#### Records

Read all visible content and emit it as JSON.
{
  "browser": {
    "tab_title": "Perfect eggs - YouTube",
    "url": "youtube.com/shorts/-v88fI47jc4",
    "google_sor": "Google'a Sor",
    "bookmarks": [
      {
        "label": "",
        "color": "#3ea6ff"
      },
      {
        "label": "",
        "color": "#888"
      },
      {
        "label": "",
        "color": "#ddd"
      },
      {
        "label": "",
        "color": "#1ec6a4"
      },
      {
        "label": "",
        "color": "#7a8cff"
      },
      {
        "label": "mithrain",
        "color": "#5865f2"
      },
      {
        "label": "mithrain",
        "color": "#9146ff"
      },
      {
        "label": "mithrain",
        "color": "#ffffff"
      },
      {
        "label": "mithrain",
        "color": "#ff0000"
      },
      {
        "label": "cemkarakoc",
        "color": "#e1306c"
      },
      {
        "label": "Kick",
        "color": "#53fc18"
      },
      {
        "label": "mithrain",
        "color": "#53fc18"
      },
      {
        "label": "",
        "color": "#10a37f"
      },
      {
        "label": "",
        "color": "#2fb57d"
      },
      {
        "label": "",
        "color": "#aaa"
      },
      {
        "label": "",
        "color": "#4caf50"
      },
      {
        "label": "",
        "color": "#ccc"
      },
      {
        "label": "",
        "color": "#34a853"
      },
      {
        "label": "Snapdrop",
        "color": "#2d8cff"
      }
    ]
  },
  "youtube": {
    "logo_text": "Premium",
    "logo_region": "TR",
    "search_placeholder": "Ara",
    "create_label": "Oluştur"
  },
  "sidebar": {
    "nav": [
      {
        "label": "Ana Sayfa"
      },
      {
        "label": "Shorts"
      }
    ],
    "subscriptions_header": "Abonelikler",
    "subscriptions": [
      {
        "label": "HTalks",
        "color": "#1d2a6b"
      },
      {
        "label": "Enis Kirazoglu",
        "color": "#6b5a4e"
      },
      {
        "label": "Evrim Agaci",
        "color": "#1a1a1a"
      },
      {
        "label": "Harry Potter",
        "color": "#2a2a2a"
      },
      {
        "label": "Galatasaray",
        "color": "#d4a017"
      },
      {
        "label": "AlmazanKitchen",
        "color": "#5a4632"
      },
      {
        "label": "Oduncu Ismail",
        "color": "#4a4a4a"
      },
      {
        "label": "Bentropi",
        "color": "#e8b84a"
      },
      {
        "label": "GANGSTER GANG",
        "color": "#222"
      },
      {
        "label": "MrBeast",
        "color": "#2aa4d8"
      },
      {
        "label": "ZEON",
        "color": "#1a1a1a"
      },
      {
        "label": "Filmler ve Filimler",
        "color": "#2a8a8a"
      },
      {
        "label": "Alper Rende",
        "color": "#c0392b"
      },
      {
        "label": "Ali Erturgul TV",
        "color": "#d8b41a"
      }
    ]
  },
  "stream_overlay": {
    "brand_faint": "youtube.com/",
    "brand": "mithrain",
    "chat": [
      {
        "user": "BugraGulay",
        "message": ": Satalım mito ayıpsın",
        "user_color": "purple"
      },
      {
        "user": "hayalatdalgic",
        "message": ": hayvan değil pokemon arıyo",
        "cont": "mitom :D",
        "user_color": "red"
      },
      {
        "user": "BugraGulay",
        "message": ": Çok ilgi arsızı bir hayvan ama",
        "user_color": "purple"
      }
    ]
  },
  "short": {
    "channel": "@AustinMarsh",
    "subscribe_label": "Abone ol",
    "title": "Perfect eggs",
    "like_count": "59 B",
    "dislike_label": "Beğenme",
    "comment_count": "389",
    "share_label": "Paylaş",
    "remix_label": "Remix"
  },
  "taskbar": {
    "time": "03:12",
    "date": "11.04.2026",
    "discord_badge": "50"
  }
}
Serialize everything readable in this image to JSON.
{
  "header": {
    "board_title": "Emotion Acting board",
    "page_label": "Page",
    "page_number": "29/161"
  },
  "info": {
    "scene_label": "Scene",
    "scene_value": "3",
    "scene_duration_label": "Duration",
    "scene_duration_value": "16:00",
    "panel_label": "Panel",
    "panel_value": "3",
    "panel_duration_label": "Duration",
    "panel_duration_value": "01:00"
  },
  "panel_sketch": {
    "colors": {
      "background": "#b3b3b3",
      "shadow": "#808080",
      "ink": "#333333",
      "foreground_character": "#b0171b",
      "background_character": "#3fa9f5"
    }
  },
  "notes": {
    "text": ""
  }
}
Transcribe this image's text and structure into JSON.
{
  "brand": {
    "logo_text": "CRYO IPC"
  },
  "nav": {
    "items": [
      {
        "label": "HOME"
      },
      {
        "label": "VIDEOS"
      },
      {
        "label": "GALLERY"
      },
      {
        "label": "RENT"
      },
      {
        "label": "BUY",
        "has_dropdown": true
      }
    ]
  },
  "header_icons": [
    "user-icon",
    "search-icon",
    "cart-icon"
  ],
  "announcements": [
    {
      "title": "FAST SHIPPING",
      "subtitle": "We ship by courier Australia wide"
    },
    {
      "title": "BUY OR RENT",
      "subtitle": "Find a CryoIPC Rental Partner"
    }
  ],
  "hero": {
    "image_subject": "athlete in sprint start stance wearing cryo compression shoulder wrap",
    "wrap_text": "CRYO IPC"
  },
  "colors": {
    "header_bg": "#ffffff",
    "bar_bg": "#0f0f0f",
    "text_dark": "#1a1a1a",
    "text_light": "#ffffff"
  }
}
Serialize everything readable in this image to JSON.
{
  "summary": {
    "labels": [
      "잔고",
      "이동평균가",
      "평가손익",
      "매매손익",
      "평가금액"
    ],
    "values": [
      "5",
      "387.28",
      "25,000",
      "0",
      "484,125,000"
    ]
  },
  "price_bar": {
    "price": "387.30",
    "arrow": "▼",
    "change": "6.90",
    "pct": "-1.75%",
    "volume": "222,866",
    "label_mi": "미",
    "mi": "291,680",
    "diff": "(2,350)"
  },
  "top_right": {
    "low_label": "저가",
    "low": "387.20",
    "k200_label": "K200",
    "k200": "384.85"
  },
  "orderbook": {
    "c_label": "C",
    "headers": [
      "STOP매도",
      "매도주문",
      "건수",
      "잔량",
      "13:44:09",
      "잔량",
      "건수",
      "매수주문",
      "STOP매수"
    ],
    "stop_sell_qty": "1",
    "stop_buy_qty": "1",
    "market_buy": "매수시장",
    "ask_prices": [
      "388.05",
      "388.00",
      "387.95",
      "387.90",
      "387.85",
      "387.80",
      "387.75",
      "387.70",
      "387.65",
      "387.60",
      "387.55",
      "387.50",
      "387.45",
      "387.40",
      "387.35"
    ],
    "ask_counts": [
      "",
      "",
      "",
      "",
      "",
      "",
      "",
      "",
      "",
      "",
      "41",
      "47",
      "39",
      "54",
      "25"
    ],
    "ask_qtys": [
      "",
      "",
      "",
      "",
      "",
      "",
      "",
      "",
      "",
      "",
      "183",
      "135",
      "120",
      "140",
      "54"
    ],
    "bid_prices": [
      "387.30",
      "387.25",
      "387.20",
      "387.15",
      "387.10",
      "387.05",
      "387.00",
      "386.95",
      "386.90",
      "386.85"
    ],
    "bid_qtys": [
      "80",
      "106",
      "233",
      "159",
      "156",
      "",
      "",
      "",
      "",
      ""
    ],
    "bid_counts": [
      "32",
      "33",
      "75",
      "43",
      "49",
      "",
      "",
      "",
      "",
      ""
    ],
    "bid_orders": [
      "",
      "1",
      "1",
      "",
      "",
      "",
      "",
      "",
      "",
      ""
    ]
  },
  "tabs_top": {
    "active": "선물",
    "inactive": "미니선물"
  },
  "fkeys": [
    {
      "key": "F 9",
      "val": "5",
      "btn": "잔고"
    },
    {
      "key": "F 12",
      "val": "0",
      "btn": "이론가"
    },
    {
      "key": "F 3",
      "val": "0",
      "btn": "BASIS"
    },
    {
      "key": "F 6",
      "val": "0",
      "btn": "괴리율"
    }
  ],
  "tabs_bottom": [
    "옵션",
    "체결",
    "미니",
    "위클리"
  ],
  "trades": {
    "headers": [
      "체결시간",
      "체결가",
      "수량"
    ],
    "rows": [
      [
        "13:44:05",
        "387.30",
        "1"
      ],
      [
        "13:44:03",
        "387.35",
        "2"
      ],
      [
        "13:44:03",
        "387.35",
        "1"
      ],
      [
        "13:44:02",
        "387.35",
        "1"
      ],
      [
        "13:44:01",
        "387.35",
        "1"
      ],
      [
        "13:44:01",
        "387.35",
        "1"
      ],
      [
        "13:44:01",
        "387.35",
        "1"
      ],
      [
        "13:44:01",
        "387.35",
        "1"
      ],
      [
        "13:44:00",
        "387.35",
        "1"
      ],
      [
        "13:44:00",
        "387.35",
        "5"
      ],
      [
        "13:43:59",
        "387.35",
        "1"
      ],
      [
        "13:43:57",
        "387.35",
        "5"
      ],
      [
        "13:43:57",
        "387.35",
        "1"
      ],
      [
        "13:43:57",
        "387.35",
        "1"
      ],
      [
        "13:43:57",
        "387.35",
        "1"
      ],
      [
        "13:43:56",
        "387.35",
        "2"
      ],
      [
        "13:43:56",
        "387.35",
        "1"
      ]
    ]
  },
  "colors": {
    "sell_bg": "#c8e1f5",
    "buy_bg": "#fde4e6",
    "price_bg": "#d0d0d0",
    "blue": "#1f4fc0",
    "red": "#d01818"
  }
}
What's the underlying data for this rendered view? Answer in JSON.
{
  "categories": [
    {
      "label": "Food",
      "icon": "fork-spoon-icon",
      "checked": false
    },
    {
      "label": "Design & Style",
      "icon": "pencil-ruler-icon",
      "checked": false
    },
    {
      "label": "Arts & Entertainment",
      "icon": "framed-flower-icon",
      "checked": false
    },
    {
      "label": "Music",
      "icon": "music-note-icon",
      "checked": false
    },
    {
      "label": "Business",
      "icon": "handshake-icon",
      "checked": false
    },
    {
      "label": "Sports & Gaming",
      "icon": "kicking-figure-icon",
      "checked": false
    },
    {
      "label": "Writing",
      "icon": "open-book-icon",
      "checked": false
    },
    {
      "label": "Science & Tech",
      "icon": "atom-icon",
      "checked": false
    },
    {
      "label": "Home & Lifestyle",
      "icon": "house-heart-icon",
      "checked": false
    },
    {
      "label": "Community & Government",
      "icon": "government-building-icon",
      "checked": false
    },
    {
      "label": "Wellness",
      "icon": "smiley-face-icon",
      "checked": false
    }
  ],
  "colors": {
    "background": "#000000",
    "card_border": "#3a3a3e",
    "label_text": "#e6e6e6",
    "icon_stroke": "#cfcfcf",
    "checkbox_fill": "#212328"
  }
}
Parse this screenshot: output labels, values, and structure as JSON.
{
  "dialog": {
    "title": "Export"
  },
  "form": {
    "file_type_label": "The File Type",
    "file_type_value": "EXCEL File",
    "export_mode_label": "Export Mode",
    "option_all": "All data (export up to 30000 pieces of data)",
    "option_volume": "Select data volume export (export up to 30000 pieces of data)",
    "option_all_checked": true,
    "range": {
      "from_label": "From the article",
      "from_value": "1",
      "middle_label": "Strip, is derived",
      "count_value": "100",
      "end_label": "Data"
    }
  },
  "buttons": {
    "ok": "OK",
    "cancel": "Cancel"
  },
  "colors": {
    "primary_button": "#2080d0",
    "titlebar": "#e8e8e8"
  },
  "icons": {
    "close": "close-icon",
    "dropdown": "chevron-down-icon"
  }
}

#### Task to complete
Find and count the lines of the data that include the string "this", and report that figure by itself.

#### Task output
5